Provided material ▸
====

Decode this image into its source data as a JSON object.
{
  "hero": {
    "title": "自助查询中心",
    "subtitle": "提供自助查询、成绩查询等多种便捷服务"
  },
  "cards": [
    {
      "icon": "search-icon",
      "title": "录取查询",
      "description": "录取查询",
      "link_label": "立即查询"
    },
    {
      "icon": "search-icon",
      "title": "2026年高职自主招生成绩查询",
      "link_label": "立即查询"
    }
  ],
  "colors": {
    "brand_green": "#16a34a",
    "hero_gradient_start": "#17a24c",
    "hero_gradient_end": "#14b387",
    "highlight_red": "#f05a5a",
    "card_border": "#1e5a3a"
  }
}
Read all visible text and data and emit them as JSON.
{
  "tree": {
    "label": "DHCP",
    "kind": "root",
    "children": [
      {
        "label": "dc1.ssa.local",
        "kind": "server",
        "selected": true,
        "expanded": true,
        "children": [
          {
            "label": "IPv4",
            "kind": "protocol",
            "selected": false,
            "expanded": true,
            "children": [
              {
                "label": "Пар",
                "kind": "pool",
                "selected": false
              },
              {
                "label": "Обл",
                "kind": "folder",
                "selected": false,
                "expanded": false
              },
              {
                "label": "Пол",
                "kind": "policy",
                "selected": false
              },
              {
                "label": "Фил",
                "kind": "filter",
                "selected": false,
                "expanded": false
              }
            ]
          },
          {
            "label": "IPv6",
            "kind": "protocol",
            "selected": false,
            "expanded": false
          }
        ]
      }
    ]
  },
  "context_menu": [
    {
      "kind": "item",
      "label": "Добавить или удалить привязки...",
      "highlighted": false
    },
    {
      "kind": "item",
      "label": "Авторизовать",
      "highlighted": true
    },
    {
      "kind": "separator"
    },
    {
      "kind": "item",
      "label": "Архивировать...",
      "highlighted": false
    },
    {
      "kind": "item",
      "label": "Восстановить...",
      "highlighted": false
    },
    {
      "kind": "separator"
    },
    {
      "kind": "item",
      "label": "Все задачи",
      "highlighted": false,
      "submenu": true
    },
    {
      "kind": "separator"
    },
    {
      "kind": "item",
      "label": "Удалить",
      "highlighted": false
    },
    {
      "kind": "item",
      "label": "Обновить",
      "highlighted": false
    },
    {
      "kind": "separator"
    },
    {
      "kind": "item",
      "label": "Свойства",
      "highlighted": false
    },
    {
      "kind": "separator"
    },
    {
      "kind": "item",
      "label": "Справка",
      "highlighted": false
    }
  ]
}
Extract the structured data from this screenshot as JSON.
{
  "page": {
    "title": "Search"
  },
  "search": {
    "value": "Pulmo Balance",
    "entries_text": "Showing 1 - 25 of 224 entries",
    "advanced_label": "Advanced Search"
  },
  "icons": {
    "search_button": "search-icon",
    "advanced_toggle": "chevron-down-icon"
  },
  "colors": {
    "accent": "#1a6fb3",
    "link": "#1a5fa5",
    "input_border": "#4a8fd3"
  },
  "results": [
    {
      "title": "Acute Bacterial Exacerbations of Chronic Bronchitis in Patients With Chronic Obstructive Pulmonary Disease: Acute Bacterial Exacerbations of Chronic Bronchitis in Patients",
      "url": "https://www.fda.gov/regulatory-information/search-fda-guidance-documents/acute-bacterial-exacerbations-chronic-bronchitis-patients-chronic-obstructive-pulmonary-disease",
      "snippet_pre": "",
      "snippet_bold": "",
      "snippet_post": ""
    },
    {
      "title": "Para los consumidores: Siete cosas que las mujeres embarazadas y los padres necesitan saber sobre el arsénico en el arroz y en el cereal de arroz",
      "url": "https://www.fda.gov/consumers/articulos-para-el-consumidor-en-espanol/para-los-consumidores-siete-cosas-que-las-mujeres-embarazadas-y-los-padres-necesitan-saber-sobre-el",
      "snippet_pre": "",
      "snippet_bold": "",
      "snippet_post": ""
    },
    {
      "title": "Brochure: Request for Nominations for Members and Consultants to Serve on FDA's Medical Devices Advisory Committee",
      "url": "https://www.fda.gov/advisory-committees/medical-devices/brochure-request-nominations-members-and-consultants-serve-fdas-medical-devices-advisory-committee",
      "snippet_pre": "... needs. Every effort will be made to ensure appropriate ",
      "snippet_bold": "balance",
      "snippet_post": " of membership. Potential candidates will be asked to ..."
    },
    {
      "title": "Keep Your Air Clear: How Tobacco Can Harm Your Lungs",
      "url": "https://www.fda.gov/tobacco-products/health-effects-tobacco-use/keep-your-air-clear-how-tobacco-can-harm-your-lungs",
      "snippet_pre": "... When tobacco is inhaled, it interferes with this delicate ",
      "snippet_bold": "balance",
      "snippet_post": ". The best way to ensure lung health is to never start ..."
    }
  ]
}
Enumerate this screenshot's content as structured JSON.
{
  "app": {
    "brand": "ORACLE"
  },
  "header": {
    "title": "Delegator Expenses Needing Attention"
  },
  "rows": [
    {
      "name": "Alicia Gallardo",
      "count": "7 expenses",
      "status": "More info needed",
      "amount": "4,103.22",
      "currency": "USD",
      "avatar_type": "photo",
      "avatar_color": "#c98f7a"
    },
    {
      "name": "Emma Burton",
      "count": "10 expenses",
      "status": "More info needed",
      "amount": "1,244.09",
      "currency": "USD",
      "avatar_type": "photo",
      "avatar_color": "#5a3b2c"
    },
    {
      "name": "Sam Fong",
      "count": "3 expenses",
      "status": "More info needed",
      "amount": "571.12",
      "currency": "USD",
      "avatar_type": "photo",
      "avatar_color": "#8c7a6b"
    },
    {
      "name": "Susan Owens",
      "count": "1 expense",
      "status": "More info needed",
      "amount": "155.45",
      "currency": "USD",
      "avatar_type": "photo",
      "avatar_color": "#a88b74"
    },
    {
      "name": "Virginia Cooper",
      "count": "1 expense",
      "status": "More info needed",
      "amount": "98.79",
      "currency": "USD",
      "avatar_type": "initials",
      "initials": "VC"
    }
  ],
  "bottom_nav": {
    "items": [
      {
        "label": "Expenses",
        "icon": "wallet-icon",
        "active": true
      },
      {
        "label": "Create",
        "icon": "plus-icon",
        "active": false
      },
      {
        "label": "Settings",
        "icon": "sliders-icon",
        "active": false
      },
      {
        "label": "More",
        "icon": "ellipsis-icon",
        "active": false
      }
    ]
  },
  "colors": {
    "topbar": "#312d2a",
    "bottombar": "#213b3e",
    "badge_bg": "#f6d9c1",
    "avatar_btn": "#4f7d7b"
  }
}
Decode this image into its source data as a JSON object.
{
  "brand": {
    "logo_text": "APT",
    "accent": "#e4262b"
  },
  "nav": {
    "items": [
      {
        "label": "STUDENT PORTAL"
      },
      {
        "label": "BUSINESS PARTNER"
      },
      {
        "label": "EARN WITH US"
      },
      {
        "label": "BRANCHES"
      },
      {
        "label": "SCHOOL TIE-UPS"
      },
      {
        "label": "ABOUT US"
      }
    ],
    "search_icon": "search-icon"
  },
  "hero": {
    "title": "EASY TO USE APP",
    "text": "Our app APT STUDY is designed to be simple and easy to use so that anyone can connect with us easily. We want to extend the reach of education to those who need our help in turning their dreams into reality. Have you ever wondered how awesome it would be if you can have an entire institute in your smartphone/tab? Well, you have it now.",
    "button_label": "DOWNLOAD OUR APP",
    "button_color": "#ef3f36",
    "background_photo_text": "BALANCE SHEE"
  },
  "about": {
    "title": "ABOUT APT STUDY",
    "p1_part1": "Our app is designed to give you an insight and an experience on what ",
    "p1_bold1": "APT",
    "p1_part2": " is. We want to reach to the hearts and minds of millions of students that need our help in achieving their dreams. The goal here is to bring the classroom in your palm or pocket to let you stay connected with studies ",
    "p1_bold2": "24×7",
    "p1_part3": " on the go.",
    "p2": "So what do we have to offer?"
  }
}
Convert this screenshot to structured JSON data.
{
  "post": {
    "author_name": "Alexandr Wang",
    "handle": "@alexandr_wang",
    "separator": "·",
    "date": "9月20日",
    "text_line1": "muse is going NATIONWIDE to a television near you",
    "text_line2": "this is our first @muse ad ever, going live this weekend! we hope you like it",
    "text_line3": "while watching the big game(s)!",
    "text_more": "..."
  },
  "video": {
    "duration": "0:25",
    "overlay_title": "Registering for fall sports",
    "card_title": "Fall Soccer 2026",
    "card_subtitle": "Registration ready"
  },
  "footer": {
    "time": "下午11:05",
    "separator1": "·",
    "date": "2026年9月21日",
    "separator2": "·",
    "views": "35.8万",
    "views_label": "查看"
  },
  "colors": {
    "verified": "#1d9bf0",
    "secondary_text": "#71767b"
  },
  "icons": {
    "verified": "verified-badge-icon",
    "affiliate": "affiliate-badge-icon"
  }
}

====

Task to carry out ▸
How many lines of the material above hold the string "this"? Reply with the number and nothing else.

Reply ▸
7